Deported for a Tweet

Mar 27, 2015
AP/Today's Zaman

This week on Global Journalist, guest host Joshua Kranzberg takes you around the world for a series of stories on the challenges of journalism in a rapidly changing world.

*Mahir Zeynalov, an Azerbaijani columnist for Turkey's Today's Zaman newspaper, speaks with Global Journalist's Jason McLure about being deported from Turkey for his Twitter use.

(This post was last updated at 2:07 p.m. ET.)

Taliban militants stormed a school in northwest Pakistan on Tuesday, leaving scores of students dead.

Quoting Pakistani officials, multiple media outlets say the death toll is at least 140, including at least 80 students in grades 1 through 10.

A little before 8 p.m. local time, police announced that the operation had ended after the gunmen were killed. Security personnel, police official Abdullah Khan told the AFP, were now in the process of sweeping the rest of the building.

A roundtable with Pakistani journalists

Apr 17, 2014
pakistani-journalists-church
Kari Paul / Global Journalist

This week, we're looking at journalism in Pakistan. The country remains a treacherous place for journalists to do their jobs. In the past three weeks, two different explosive devices have been found at the home of a television journalist in Peshawar, a city in northern Pakistan. Reporters Without Borders has described the country as "long the world’s deadliest country for media personnel."

Every year the Alfred Friendly Foundation places international journalists in newsrooms across the U.S. The organization aims to impart American journalistic traditions and promote efforts worldwide to promote fair and accurate news. 

Pervez Masih / AP Images

In the past decade, Pakistan’s media has become larger, more powerful and more independent. The number of private television channels has grown from just three state-run channels in 2000 to 89 in 2012. But the challenges to practicing journalism are also growing.

Omar Mullick / Oscilloscope Laboratories.

This story is part of True/False Conversations, a series of in-depth interviews with the filmmakers of this year’s True/False Festival.  Find the rest of them here or download the podcast on iTunes.

How US drone strikes impact Pakistan

Jan 31, 2013
Massoud Hossaini / AP Images

The United States government has escalated the uses of drone strikes in Pakistan and in Yemen since the start of the year. And now the U.S. appears to be considering the use of drone strikes in Mali, a North African country where French forces are helping the government fight Islamist militants and rebels.
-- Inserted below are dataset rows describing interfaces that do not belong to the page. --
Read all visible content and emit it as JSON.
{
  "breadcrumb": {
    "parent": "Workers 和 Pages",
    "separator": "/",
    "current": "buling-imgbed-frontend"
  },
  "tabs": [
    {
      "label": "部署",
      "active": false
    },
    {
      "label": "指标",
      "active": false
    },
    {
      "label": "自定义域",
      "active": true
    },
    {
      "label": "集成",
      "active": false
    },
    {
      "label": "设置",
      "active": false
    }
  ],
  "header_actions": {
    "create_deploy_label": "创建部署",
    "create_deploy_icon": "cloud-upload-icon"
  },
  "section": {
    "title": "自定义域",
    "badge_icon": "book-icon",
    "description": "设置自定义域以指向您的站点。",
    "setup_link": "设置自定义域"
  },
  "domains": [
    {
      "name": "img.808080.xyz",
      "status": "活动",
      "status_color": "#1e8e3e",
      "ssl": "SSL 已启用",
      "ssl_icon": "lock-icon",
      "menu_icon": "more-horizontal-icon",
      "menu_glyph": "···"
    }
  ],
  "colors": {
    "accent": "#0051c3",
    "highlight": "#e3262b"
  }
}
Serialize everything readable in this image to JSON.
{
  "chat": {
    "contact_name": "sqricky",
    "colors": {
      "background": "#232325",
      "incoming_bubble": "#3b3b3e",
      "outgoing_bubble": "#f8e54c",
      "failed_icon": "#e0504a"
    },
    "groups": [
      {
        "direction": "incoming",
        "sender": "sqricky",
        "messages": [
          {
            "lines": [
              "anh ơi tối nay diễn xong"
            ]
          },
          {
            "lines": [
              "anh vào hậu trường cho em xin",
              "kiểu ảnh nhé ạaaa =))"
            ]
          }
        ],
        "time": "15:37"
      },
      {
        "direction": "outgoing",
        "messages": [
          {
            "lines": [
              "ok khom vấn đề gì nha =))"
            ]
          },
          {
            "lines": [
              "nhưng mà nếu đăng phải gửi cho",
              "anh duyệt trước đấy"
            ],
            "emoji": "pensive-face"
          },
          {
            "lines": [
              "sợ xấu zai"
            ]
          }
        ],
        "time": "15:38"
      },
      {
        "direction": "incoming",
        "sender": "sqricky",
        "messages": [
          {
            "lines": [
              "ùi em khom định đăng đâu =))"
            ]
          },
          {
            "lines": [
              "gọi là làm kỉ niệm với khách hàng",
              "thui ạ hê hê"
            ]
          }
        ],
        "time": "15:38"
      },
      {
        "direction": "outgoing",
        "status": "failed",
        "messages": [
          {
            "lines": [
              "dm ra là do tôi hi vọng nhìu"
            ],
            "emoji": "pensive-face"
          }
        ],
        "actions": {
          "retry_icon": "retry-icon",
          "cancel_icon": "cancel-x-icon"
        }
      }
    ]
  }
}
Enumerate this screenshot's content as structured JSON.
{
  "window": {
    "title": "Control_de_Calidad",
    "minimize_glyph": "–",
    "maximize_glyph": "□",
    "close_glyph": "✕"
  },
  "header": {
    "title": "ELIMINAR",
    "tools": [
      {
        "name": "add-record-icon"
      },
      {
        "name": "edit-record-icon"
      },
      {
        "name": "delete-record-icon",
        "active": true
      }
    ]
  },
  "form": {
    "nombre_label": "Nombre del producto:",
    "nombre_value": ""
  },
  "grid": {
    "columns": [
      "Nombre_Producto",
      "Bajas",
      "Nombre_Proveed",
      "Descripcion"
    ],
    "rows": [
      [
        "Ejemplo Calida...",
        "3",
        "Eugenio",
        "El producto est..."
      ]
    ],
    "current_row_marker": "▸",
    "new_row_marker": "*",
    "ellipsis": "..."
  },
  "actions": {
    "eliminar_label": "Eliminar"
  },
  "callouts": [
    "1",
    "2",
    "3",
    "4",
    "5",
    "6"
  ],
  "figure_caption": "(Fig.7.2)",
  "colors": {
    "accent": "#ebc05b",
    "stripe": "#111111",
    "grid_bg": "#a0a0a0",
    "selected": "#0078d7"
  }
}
The Taliban’s attack on a 14 year old human rights campaigner in Pakistan has drawn condemnation from within the country and throughout the world.

Pakistan is the most dangerous country in the world to be a journalist.